The FDA will:
- Re-examine the risk-benefit paradigm for opioids and ensure that the agency considers their wider public health effects
- Convene an expert advisory committee before approving any new drug application for an opioid that does not have abuse-deterrent properties;
- Assemble and consult with the Pediatric Advisory Committee regarding a framework for pediatric opioid labeling before any new labeling is approved;
- Develop changes to immediate-release opioid labeling, including additional warnings and safety information that incorporate elements similar to the extended-release/long-acting (ER/LA) opioid analgesics labeling that is currently required;
- Update Risk Evaluation and Mitigation Strategy requirements for opioids after considering advisory committee recommendations and review of existing requirements;
- Expand access to, and encourage the development of, abuse-deterrent formulations of opioid products;
- Improve access to naloxone and medication-assisted treatment options for patients with opioid use disorders; and
- Support better pain management options, including alternative treatments.
As one of the cornerstones of this plan, the FDA will seek guidance from outside experts in the fields of pain management and drug abuse. For example, the FDA has already asked the National Academy of Medicine to help develop a framework for opioid review, approval and monitoring that balances individual need for pain control with considerations of the broader public health consequences of opioid misuse and abuse.

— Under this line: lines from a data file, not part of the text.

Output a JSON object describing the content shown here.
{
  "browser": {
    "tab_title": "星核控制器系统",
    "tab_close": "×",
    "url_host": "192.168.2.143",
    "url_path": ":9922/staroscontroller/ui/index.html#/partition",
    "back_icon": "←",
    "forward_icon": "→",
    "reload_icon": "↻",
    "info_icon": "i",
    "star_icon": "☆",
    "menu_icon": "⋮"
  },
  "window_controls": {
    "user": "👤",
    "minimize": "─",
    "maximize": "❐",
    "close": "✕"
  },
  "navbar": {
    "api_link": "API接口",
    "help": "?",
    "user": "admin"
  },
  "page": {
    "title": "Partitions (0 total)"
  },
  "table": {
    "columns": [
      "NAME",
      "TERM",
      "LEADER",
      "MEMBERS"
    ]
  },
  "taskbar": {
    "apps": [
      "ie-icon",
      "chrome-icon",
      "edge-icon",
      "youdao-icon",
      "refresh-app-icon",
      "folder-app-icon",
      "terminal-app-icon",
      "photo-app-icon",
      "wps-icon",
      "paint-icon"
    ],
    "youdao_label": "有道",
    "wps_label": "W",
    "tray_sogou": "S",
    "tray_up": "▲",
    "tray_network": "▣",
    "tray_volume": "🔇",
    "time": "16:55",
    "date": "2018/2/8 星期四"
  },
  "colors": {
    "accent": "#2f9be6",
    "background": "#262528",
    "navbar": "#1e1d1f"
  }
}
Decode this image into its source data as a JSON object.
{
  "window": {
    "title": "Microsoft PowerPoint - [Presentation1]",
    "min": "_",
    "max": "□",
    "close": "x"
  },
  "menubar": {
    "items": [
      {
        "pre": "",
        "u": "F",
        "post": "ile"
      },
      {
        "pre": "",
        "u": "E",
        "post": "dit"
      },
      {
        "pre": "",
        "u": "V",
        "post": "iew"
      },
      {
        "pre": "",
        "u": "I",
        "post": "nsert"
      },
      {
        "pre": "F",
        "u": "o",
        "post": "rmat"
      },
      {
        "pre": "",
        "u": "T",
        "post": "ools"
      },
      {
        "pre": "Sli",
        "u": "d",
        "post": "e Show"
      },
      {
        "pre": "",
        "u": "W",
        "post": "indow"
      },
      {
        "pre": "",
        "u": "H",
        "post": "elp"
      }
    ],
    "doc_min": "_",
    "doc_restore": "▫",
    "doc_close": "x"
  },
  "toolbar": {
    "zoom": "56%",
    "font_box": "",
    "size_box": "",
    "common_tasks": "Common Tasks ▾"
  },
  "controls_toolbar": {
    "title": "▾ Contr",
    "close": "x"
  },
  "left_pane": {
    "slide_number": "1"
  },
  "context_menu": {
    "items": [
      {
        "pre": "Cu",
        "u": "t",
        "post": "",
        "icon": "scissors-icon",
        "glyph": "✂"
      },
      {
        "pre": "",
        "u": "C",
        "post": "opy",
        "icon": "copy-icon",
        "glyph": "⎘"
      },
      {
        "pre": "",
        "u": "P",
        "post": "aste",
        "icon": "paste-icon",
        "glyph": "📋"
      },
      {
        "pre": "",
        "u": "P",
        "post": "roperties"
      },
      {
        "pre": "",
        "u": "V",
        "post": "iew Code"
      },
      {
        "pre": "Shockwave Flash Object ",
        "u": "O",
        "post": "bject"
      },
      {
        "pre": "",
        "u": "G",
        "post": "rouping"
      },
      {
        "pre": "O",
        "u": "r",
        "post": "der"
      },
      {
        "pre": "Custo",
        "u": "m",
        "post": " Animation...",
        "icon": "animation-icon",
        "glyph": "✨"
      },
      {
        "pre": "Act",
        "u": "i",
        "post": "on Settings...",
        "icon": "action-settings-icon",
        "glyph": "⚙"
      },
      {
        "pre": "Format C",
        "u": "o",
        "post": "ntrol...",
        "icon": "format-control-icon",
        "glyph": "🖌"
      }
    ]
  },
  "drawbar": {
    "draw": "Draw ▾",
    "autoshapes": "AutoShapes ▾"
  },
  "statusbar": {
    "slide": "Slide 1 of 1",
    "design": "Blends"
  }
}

In addition, the FDA will convene independent advisory committees made up of physicians and other experts when considering for approval any new opioid drugs that do not contain abuse-deterrent properties. The FDA will also convene a meeting of its standing Pediatric Advisory Committee to make recommendations regarding a framework for pediatric opioid labeling and use of opioid pain medications in the pediatric population.
The FDA is also strengthening the requirements for drug companies to generate postmarket data on the long-term impact of using ER/LA opioids. The agency expects this to result in the most comprehensive data ever collected in the field of pain medicine and treatments for opioid use disorder. The data will further the understanding of the known serious risks of opioid misuse, abuse, overdose and death.
For more information, please visit: Opioids